“Do your research on which devices and browsers your users are on,” he said. “Include this in your initial planning stages, and make the developers aware.”

Deryk has one motto he says marketers should adopt when rebuilding a website, and especially during the development phase:

“Hope for the best, but plan for the worst. Anything could go wrong, and you need to be prepared for that. If the beta version didn’t come out as expected, communicate with the dev team to get the site where you want it to go.”

2. Pre-launch process

Once the developers have finished their work, there are still a few things you need to do before you launch the new site.

You will need to review the entire site and test the functionality of all features, such as the navigation menu, links, calls to action, forms, sidebars, and everything else. Just like with the evaluation process, make sure you are incredibly thorough. This will give you a chance to fix any issues that would have otherwise appeared on the live site.

Deryk explained there are technical aspects of pre-launch as well. The server configuration needs to be handled, and the DNS credentials need to be passed over. You can work closely with the development team to ensure these factors are addressed before launching.

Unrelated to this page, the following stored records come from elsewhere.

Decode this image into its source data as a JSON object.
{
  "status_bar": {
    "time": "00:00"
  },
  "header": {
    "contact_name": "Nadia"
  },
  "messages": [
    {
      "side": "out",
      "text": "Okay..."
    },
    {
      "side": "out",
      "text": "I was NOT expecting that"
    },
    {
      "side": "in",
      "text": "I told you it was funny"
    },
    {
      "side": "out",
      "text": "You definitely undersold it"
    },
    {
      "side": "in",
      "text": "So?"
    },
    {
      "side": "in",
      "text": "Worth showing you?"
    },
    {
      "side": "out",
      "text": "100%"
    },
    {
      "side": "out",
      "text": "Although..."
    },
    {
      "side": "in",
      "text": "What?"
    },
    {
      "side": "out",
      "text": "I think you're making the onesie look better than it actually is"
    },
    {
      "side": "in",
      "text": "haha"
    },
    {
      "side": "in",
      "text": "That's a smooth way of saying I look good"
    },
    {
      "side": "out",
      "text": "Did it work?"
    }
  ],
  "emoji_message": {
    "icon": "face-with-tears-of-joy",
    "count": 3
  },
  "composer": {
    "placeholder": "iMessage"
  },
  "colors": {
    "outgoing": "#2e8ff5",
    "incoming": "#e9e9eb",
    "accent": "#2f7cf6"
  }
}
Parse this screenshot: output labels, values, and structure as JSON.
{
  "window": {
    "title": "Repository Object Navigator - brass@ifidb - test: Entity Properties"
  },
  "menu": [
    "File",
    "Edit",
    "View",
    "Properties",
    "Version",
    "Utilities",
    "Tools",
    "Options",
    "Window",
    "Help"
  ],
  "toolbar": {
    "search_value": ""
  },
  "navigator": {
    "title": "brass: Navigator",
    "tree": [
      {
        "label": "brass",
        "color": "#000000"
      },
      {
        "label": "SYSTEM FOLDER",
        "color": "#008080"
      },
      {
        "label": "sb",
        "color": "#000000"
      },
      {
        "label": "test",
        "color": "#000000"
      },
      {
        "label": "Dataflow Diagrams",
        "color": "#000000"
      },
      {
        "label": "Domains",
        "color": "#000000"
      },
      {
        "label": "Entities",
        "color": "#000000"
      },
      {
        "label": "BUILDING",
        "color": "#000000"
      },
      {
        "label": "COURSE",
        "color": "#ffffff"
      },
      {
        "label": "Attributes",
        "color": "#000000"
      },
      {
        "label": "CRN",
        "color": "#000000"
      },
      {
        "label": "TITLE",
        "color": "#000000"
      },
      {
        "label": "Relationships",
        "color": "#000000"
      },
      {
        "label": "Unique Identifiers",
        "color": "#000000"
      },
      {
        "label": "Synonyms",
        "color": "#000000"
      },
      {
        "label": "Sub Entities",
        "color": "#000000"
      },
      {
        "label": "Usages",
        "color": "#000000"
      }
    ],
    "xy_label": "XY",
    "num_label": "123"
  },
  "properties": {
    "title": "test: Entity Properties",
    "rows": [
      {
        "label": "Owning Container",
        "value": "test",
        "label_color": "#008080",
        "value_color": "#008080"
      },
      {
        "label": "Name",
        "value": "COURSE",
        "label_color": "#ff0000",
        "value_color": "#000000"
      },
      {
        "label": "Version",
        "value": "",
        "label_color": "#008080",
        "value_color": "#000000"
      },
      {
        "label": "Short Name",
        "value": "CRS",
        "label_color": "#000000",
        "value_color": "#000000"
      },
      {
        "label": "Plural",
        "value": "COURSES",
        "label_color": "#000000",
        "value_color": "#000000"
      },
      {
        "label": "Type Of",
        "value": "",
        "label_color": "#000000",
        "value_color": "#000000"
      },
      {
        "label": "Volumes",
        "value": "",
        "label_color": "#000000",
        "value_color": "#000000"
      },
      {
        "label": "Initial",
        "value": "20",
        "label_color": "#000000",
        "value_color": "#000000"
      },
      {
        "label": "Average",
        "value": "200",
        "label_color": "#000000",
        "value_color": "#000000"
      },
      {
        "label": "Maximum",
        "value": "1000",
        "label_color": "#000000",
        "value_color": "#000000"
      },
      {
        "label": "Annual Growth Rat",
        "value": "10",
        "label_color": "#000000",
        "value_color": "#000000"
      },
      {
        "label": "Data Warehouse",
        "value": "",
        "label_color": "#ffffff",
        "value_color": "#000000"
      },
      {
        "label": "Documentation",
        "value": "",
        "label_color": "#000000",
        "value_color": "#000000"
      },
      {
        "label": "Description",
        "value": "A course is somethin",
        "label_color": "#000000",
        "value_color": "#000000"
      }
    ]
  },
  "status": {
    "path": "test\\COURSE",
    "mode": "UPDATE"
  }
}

A successful website is one of your strongest marketing tools.

3. Ready for launch … but when?

In marketing, timing is everything. You’ve probably done a lot of research about the best times to post blog articles, social media updates and other content, and you have it down to a science.

Well, there’s also a best time to launch your rebuilt website.

It’s when you have the least amount of traffic. This way, you don’t risk users coming across problems, and you have time to iron out any last-minute issues that arise. Deryk said that Brafton helps clients launch their sites on either a Friday night or Monday early morning, but each company is different in terms of low traffic times.

“If you’ve done your due diligence during the evaluation, mockup and development stages, then any problems you run into when the site is launched should be minor,” he explained. “However, you should always expect the unexpected, and be prepared to tackle them when they occur.”

4. Post-launch life

Now your website is back up and running, and you’re just waiting for those leads to start rolling in. But your job is not done.

Once the site is live, you need to go through and test the functionality again, just like you did in the pre-launch phase. Check to see that links are working, images and design elements are appearing and that all aspects are rendering as expected.

“To ensure that the live site is fully functioning as it should be, get multiple sets of eyes on it,” Deryk recommended.

Once the site is live, you need to keep checking to ensure everything is updated. For example, Deryk said plugins are an important factor that need to be up to date. There are many other aspects of a site, such as plug-ins, that need continual updates, so make sure you’re addressing those when they need to happen.

5. Lead generation and conversion rate optimization

Now is the time to put all your theories about user experience that result in commercial profits to the test.

Is your audience going to navigate in patterns you anticipated? Are they going to click the calls to action you carefully designed and arranged throughout the site? The answer to these questions is: “You won’t have any idea until you launch and measure.” Simply assuming your site is optimized for lead gen is a mistake.

6. Test, test, then test some more.

All of your CTAs and navigation needs to be evaluated, and continuously re-evaluated, post-launch. Read our post on conversion rate optimization to ensure you are doing everything within your power to create commercial value.

Your hard work has paid off – you’ve successfully rebuilt your website, and you’ve equipped yourself with a successful marketing tool that will give prospects that great first impression of your brand.

Tressa Sloane is the Sr. Manager of Editorial Development in Boston. Born a Southern belle, she now resides in the chilly (but wicked awesome) Northeast, and when she's not learning everything she can about content marketing, she's obsessing over Elvis, Auburn football and France.